- **PROBLEM REQUIREMENTS**: Find the line that contains "Serialize everything readable" in the entries below. Output it and each later line exactly, and nothing else.
--------
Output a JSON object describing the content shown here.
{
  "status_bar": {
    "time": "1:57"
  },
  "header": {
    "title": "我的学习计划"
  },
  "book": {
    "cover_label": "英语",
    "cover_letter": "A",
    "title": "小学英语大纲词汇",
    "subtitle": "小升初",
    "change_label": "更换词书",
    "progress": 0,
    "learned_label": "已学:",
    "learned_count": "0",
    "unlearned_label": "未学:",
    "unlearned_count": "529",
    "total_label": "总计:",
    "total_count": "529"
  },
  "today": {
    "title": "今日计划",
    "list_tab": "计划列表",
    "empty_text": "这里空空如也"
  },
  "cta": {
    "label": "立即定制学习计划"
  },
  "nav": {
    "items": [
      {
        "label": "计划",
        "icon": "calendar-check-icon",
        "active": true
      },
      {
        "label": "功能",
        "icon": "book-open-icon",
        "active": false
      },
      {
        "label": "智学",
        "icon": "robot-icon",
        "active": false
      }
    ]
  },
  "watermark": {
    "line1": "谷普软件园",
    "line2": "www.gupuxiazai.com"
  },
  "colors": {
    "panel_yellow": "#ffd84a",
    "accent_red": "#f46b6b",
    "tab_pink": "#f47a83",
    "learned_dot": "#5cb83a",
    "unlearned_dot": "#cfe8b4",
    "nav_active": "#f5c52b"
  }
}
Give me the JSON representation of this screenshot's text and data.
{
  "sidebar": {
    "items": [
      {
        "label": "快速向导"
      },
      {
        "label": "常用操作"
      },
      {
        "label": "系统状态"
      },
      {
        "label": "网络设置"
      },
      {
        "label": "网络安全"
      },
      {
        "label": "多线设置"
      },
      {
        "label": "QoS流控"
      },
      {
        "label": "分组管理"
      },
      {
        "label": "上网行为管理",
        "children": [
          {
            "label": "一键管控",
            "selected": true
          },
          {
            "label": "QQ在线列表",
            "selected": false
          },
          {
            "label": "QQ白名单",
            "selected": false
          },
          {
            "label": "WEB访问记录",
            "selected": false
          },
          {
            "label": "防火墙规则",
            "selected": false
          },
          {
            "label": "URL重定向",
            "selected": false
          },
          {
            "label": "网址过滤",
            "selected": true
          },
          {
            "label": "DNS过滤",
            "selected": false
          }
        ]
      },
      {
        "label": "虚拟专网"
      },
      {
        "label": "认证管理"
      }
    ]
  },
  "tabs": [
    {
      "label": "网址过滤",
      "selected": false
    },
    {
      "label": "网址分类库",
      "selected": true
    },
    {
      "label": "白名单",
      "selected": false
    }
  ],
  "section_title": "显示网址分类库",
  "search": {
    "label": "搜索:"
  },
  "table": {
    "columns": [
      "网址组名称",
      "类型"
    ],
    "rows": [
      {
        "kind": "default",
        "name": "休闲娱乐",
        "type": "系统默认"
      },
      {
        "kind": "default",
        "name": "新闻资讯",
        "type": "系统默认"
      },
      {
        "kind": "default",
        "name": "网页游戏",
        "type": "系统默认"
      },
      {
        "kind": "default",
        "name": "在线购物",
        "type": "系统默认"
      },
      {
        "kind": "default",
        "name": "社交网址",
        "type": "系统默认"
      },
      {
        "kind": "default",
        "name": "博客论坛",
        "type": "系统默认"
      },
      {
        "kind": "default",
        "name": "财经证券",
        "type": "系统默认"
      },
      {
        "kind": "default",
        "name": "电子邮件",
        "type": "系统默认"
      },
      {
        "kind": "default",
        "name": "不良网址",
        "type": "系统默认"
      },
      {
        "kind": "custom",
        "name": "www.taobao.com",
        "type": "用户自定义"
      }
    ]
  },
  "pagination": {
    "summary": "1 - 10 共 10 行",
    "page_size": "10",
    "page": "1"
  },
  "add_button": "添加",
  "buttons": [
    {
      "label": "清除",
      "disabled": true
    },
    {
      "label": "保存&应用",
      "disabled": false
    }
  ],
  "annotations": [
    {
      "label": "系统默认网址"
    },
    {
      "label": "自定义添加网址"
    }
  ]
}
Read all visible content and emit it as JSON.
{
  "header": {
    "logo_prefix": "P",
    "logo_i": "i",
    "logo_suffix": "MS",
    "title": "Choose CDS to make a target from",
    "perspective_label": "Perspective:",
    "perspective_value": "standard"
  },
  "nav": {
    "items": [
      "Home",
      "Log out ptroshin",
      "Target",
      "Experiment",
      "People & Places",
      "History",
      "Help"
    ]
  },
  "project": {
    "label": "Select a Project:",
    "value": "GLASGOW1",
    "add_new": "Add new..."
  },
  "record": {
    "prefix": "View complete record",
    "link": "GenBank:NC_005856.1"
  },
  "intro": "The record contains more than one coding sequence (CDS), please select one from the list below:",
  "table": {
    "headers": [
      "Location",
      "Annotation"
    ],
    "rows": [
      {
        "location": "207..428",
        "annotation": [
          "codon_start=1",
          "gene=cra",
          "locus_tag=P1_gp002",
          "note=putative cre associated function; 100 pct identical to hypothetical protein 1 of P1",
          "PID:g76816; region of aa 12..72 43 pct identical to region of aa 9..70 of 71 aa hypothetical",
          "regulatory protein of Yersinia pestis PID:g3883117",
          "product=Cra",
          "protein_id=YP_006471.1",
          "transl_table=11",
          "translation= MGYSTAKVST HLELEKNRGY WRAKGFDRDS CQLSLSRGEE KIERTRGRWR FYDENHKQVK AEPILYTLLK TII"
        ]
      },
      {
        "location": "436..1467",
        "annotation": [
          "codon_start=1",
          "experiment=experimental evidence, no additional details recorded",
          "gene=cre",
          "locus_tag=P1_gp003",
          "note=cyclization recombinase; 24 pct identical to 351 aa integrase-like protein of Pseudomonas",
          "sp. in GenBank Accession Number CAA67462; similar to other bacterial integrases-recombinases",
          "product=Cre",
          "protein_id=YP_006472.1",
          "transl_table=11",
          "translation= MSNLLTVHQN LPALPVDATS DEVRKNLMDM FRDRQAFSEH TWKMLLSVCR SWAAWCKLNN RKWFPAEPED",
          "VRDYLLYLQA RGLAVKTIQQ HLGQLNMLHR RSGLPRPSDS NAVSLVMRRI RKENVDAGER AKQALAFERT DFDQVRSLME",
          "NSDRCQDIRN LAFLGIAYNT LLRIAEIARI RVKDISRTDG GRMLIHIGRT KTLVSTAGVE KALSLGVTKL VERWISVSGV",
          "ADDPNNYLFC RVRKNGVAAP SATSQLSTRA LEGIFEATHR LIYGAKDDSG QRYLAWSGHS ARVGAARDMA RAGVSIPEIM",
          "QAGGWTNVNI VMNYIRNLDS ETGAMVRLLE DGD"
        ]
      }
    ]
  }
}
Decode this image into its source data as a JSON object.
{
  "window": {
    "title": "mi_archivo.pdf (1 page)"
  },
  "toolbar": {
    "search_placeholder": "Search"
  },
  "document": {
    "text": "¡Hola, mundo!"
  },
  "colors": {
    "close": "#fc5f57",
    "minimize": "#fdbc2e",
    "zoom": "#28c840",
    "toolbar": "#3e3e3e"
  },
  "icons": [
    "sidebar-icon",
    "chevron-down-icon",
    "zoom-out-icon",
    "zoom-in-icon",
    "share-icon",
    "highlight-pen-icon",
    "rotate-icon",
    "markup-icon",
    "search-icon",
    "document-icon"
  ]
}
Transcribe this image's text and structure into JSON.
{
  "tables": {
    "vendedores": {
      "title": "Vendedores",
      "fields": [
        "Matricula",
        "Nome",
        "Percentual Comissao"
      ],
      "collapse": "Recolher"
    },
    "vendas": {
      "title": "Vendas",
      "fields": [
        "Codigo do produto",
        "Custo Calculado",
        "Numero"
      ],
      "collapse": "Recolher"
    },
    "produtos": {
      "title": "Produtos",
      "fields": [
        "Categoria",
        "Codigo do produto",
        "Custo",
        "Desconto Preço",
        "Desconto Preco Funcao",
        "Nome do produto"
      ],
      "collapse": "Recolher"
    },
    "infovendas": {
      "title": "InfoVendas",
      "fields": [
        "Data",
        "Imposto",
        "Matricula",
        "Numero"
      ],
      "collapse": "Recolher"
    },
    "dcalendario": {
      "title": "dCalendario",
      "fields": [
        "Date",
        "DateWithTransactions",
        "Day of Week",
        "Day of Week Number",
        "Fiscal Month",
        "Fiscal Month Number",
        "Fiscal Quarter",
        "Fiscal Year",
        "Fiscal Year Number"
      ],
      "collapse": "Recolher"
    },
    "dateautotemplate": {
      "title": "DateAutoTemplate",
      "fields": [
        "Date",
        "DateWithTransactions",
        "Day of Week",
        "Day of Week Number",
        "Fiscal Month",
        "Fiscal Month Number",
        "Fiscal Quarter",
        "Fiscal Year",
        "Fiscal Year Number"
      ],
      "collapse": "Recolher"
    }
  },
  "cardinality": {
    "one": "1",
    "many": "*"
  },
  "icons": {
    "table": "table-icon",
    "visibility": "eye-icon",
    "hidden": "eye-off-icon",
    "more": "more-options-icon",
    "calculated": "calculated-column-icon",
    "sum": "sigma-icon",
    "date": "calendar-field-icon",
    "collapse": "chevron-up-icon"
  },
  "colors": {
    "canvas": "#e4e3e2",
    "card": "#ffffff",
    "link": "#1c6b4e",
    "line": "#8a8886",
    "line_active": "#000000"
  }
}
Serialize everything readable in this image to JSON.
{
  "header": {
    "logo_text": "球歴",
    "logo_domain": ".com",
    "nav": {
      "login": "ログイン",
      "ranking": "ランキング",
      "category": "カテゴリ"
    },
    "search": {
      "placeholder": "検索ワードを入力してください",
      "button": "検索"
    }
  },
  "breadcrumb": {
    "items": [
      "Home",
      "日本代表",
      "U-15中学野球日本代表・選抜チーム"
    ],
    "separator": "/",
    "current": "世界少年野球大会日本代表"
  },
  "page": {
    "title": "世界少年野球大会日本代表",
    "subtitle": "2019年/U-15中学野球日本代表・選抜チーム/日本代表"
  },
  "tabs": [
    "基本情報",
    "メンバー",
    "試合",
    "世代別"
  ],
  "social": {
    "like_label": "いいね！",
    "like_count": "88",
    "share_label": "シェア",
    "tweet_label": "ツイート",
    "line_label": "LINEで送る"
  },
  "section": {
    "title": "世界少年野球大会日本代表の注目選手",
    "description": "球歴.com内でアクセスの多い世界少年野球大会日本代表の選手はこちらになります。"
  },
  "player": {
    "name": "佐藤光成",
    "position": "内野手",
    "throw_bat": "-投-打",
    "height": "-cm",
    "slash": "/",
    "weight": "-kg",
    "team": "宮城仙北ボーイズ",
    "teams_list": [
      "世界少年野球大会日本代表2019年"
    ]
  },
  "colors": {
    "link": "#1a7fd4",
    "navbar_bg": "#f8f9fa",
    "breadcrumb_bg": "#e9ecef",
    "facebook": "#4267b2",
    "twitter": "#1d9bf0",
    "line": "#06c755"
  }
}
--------
- **RESULT BELOW**:
Serialize everything readable in this image to JSON.
{
  "header": {
    "logo_text": "球歴",
    "logo_domain": ".com",
    "nav": {
      "login": "ログイン",
      "ranking": "ランキング",
      "category": "カテゴリ"
    },
    "search": {
      "placeholder": "検索ワードを入力してください",
      "button": "検索"
    }
  },
  "breadcrumb": {
    "items": [
      "Home",
      "日本代表",
      "U-15中学野球日本代表・選抜チーム"
    ],
    "separator": "/",
    "current": "世界少年野球大会日本代表"
  },
  "page": {
    "title": "世界少年野球大会日本代表",
    "subtitle": "2019年/U-15中学野球日本代表・選抜チーム/日本代表"
  },
  "tabs": [
    "基本情報",
    "メンバー",
    "試合",
    "世代別"
  ],
  "social": {
    "like_label": "いいね！",
    "like_count": "88",
    "share_label": "シェア",
    "tweet_label": "ツイート",
    "line_label": "LINEで送る"
  },
  "section": {
    "title": "世界少年野球大会日本代表の注目選手",
    "description": "球歴.com内でアクセスの多い世界少年野球大会日本代表の選手はこちらになります。"
  },
  "player": {
    "name": "佐藤光成",
    "position": "内野手",
    "throw_bat": "-投-打",
    "height": "-cm",
    "slash": "/",
    "weight": "-kg",
    "team": "宮城仙北ボーイズ",
    "teams_list": [
      "世界少年野球大会日本代表2019年"
    ]
  },
  "colors": {
    "link": "#1a7fd4",
    "navbar_bg": "#f8f9fa",
    "breadcrumb_bg": "#e9ecef",
    "facebook": "#4267b2",
    "twitter": "#1d9bf0",
    "line": "#06c755"
  }
}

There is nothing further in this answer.